  • Stir sticks: Like straws, those red plastic stir sticks are not safe to recycle. Wooden stir sticks are also not recyclable, but they might be compost-friendly.
  • Off-brand K-Cup pods: Official K-Cup pods are recyclable, but off-brand pods aren’t always made from the same materials. Check what kind of plastic the cups are made from before you recycle them.

Going Green As A Coffee Drinker

If you make coffee at home, congratulations, you’re already doing quite a bit for the environment. However, you can always do more to reduce the impact of each delicious home-brewed cup.

Compost Coffee Grounds And Filters

Coffee grounds make a great addition to your compost heap. They break down easily, and they also add nitrogen to the soil. The only reason to avoid composting your coffee grounds is if your soil is already very high in nitrogen.
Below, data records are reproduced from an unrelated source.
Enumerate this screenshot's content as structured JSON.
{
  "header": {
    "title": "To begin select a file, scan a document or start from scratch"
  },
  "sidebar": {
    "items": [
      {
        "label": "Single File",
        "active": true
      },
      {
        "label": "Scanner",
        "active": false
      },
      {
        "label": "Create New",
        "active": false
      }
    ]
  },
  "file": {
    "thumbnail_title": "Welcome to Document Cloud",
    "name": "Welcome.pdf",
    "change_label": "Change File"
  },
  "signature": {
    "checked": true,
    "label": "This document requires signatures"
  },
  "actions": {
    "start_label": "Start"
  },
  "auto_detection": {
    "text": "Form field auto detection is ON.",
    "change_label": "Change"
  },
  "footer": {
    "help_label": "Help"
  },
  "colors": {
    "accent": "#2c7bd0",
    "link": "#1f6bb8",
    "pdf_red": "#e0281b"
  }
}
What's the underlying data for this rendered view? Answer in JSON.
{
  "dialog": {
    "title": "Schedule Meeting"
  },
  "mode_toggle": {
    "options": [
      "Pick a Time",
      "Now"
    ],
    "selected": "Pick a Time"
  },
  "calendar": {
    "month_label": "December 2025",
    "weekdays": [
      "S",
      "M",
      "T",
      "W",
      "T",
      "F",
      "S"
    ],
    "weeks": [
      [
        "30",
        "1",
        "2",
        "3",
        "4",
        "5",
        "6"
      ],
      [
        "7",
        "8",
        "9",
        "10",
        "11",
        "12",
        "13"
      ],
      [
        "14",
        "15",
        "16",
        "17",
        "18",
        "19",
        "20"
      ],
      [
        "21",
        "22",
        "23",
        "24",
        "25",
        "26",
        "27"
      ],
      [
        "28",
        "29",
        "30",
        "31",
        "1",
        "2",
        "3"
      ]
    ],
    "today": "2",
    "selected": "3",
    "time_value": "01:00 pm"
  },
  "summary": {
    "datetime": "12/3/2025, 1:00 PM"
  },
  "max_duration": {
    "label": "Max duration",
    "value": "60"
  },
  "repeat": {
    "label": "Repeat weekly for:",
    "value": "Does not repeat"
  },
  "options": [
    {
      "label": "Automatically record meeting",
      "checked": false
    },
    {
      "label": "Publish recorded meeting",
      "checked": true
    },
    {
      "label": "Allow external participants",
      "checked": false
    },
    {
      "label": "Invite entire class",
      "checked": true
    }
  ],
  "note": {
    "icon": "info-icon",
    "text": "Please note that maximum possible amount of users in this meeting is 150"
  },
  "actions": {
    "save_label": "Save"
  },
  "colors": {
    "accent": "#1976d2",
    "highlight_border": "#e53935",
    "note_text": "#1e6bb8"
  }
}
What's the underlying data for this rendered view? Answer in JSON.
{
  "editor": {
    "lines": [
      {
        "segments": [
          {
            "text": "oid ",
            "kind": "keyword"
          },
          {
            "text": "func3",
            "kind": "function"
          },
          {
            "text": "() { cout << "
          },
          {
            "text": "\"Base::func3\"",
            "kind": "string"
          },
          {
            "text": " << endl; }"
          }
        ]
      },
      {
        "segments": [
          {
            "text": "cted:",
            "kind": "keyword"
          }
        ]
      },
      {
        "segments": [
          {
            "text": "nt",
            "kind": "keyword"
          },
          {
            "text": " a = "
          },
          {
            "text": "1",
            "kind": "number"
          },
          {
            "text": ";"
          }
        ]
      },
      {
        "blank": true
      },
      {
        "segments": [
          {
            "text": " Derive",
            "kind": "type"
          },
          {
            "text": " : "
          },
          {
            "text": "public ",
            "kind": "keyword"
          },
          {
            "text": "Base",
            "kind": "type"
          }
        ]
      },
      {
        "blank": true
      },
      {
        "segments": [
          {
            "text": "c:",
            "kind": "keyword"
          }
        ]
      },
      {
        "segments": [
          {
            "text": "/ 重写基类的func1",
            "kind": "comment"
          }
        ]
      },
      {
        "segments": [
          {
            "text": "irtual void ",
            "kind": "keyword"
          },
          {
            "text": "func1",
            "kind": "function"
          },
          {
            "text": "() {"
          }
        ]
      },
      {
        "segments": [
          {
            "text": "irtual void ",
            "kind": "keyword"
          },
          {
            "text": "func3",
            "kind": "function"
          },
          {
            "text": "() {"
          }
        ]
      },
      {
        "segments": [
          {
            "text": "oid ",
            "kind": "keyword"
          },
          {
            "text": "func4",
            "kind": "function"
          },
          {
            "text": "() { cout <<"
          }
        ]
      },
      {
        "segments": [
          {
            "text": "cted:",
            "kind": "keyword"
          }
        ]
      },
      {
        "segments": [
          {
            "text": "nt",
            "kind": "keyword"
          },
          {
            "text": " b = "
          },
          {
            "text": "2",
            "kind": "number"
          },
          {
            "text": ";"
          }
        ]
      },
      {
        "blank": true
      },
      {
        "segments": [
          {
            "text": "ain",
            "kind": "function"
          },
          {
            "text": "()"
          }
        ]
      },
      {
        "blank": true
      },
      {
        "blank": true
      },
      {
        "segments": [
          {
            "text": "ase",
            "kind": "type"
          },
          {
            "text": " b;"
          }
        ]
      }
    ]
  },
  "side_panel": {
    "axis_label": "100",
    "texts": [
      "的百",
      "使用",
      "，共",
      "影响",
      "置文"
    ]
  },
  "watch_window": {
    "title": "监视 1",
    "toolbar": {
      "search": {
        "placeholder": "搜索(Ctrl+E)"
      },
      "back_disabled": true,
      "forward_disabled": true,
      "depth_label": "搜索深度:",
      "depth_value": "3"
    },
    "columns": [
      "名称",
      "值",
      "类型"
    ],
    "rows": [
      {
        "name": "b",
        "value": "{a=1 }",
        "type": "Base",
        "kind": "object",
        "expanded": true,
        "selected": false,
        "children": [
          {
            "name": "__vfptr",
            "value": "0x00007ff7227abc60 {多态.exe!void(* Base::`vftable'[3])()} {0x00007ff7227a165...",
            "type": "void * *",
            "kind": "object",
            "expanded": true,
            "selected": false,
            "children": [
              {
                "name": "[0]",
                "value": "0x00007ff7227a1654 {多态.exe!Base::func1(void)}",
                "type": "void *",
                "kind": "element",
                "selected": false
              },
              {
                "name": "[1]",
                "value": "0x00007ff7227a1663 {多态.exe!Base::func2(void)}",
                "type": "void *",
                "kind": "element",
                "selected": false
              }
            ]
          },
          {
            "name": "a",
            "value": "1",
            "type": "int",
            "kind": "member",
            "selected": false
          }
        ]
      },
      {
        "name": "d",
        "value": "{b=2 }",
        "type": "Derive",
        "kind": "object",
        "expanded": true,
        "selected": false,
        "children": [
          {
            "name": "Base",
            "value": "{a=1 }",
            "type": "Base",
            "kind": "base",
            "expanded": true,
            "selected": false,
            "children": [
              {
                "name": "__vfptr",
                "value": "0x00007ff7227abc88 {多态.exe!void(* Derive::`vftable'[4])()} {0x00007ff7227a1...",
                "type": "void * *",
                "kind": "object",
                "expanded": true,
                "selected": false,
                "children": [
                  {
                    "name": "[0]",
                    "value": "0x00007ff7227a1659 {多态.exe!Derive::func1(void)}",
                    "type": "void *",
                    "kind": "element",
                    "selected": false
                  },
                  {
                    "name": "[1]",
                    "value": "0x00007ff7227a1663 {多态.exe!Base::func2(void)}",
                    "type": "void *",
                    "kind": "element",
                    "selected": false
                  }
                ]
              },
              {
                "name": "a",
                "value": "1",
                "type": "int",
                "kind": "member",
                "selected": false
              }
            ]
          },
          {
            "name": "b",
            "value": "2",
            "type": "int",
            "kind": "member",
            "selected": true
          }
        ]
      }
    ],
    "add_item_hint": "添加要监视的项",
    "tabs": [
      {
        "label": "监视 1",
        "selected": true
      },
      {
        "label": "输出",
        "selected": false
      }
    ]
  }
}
Paper coffee filters can also go straight into the compost heap. Make sure they’re biodegradable; filters made from plastic or coated in wax should go in the trash.

Buy A Reusable Coffee Cup

The coffee cups that you use at home can be washed and rinsed, but what about taking your coffee on the go? Look for a travel mug that’s big enough for your favorite latte. I personally prefer porcelain travel mugs – they’re more fragile, but they don’t add a metallic taste.

Choose An Eco-Friendly Coffee Maker

Barista holding a hot kettle while using pour-over coffee maker
Pour-over coffee maker does not use electricity and is made of recyclable materials

Coffee machines are relatively eco-friendly, especially if you use the same one for a long time. But if you really want to reduce your carbon footprint, consider buying a pour-over coffee maker. These coffee makers don’t use electricity and are usually made from recyclable materials like metal or glass.

Want to reduce the impact of your favorite drip coffee maker? Turn it off when you’re not using it. This will use less electricity and greatly increase the lifespan of your machine.

FAQs About Recycle Coffee Makers

Can You Recycle K-Cup Pods?

K-Cup pods are made from plastic, aluminum, and paper filters. These elements can be recycled individually, but they need to be separated. Break the K-Cup pod into individual pieces and sort them into the correct categories.
Don’t forget to rinse out the coffee grounds.

Can You Recycle Folger’s Coffee Canisters?

Folger’s coffee canisters and lids are both safe to recycle. These items are made from plastics 1 and 2 and are accepted by almost all recycling centers. Remember to clean out any coffee residue before you put your canister in the bin.


  • Aisling O'Connor

    Aisling is an Irish food and drinks writer and journalist fueled by coffee and herbal tea. She followed up her journalism degree with nutrition studies. Find Aisling on LinkedIn.